Soc355 Syllabus - STATE UNIVERSITY OF NEW YORK AT STONY...

Info icon This preview shows pages 1–2. Sign up to view the full content.

View Full Document Right Arrow Icon
STATE UNIVERSITY OF NEW YORK AT STONY BROOK Department of Sociology Soc. 355-01 (H) Professor Ivan Chase The Social World of Animals Office: SBS, N-435 and Humans Office Hrs.: Mon.4:00-5:00; Wed. 1:00-2:00 Spring 2010 Syllabus Aims of the Course To help you: (1) understand some basic features of social processes in human and animal groups; (2) appreciate the complexities of social behavior in animals, and (3) discover some similarities as well as differences between human and animal social systems. Brief Description The course will cover three areas: dominance hierarchies in small, face-to-face groups; the distribution of scarce resources; and cooperative and non-cooperative behavior in groups. In each area we will investigate the basic problems which must be solved by any group--whether animal or human--and we will see the variety of social processes used to solve the problems. In some cases we will discover that the processes in humans and animals are quite similar and in others quite different. Each of the three sections of the course will have a similar format. A section will begin with several readings giving a detailed empirical description of a particular social system in a human or animal group.
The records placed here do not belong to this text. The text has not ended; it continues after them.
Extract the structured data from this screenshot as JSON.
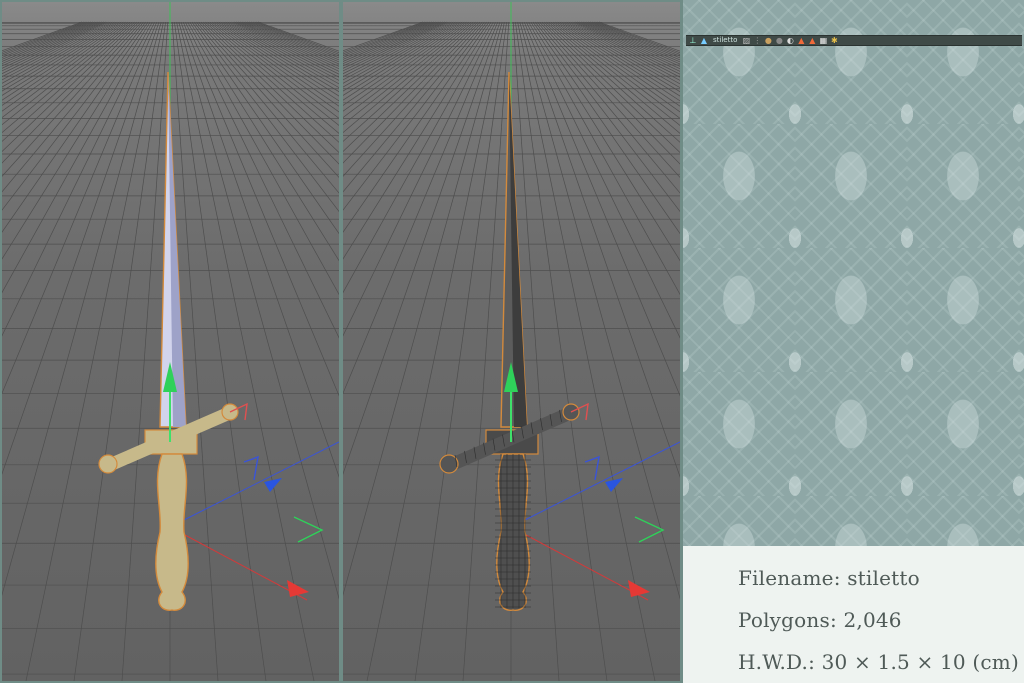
{
  "viewports": [
    {
      "id": "left",
      "shading": "solid"
    },
    {
      "id": "right",
      "shading": "wireframe"
    }
  ],
  "object_manager": {
    "object_name": "stiletto",
    "icons": [
      "null-icon",
      "object-icon",
      "tag-icon",
      "material-sphere-icon",
      "material-sphere-icon",
      "material-half-icon",
      "phong-triangle-icon",
      "phong-triangle-icon",
      "texture-checker-icon",
      "star-icon"
    ]
  },
  "info": {
    "filename": "Filename: stiletto",
    "polygons": "Polygons: 2,046",
    "dims": "H.W.D.: 30 × 1.5 × 10 (cm)"
  },
  "colors": {
    "model_solid": "#c7b98a",
    "model_outline": "#d38a3c",
    "model_wire": "#565656",
    "axis_x": "#e53935",
    "axis_y": "#2fd15a",
    "axis_z": "#2a55e0"
  }
}
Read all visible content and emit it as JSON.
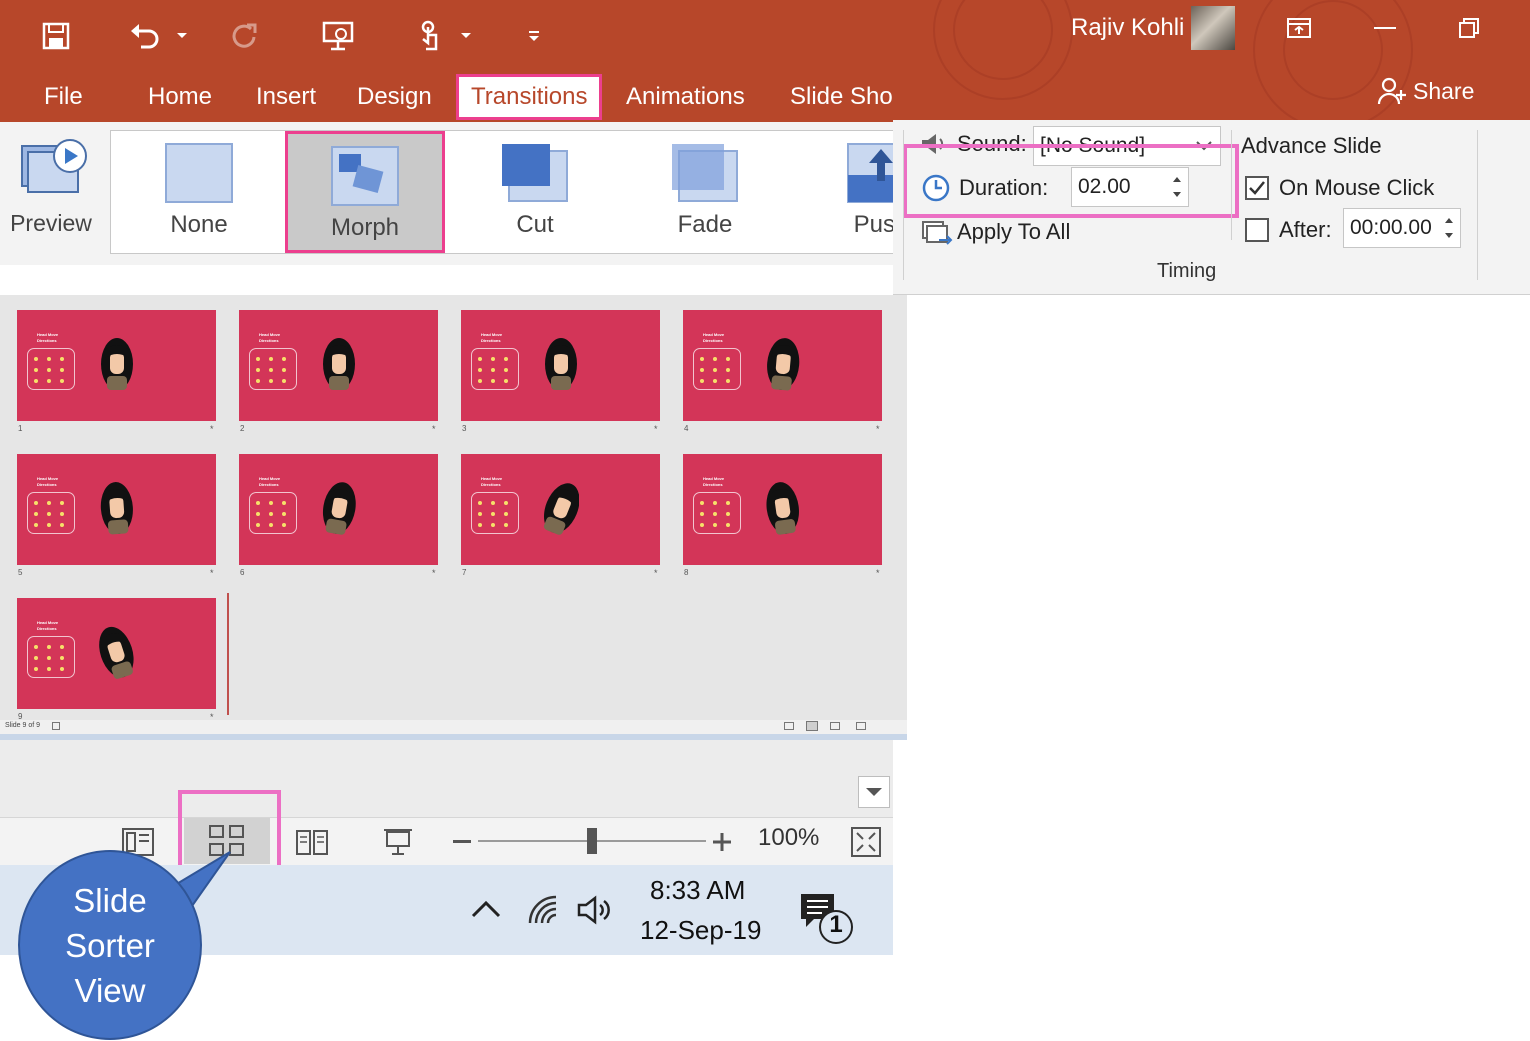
{
  "quick_access": {
    "save_icon": "save-icon",
    "undo_icon": "undo-icon",
    "redo_icon": "redo-icon",
    "present_icon": "present-from-start-icon",
    "touch_icon": "touch-mode-icon",
    "customize_icon": "customize-qat-icon"
  },
  "tabs": [
    {
      "label": "File"
    },
    {
      "label": "Home"
    },
    {
      "label": "Insert"
    },
    {
      "label": "Design"
    },
    {
      "label": "Transitions",
      "active": true
    },
    {
      "label": "Animations"
    },
    {
      "label": "Slide Sho"
    }
  ],
  "ribbon": {
    "preview_label": "Preview",
    "transitions": [
      {
        "label": "None"
      },
      {
        "label": "Morph",
        "selected": true
      },
      {
        "label": "Cut"
      },
      {
        "label": "Fade"
      },
      {
        "label": "Push"
      }
    ],
    "sound_label": "Sound:",
    "sound_value": "[No Sound]",
    "duration_label": "Duration:",
    "duration_value": "02.00",
    "apply_all_label": "Apply To All",
    "advance_slide_label": "Advance Slide",
    "on_mouse_click_label": "On Mouse Click",
    "on_mouse_click_checked": true,
    "after_label": "After:",
    "after_checked": false,
    "after_value": "00:00.00",
    "timing_group_label": "Timing"
  },
  "account": {
    "user_name": "Rajiv Kohli",
    "share_label": "Share"
  },
  "sorter": {
    "slide_title": "Head Move Directions",
    "slides": [
      {
        "number": "1"
      },
      {
        "number": "2"
      },
      {
        "number": "3"
      },
      {
        "number": "4"
      },
      {
        "number": "5"
      },
      {
        "number": "6"
      },
      {
        "number": "7"
      },
      {
        "number": "8"
      },
      {
        "number": "9"
      }
    ],
    "status_text": "Slide 9 of 9"
  },
  "statusbar": {
    "zoom_percent": "100%",
    "zoom_level": 0.5
  },
  "taskbar": {
    "time": "8:33 AM",
    "date": "12-Sep-19",
    "notification_count": "1"
  },
  "callout": {
    "line1": "Slide",
    "line2": "Sorter",
    "line3": "View"
  },
  "colors": {
    "accent": "#b7472a",
    "highlight": "#ec6fc4",
    "slide_bg": "#d33558",
    "callout": "#4472c4"
  }
}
Then, we will look at the problems that must be solved, and finally at the processes actually used in the solution. In each section we will also critically evaluate the current explanations of the processes in social science and animal behavior. For example, the first section will examine how sociologists and animal behaviorists treat dominance hierarchies. Requirements There will be three examinations; each of the examinations will count equally in your final grade. The exams will be multiple choice. If you take a make-up exam, it will be essay, not multiple choice. General Information This course looks at human and animal social behavior in a new and different way, and consequently, there are some things to think about. First, there are no standard texts that look at humans and animals in the way it will be done here. So, we will have to use a large variety of readings. Some of these readings will be tailor-made to get across the points I want to make, and others will be more general. I have picked the best 1
Image of page 1

Info iconThis preview has intentionally blurred sections. Sign up to view the full version.

View Full Document Right Arrow Icon
Image of page 2
This is the end of the preview. Sign up to access the rest of the document.

{[ snackBarMessage ]}

What students are saying

  • Left Quote Icon

    As a current student on this bumpy collegiate pathway, I stumbled upon Course Hero, where I can find study resources for nearly all my courses, get online help from tutors 24/7, and even share my old projects, papers, and lecture notes with other students.

    Student Picture

    Kiran Temple University Fox School of Business ‘17, Course Hero Intern

  • Left Quote Icon

    I cannot even describe how much Course Hero helped me this summer. It’s truly become something I can always rely on and help me. In the end, I was not only able to survive summer classes, but I was able to thrive thanks to Course Hero.

    Student Picture

    Dana University of Pennsylvania ‘17, Course Hero Intern

  • Left Quote Icon

    The ability to access any university’s resources through Course Hero proved invaluable in my case. I was behind on Tulane coursework and actually used UCLA’s materials to help me move forward and get everything together on time.

    Student Picture

    Jill Tulane University ‘16, Course Hero Intern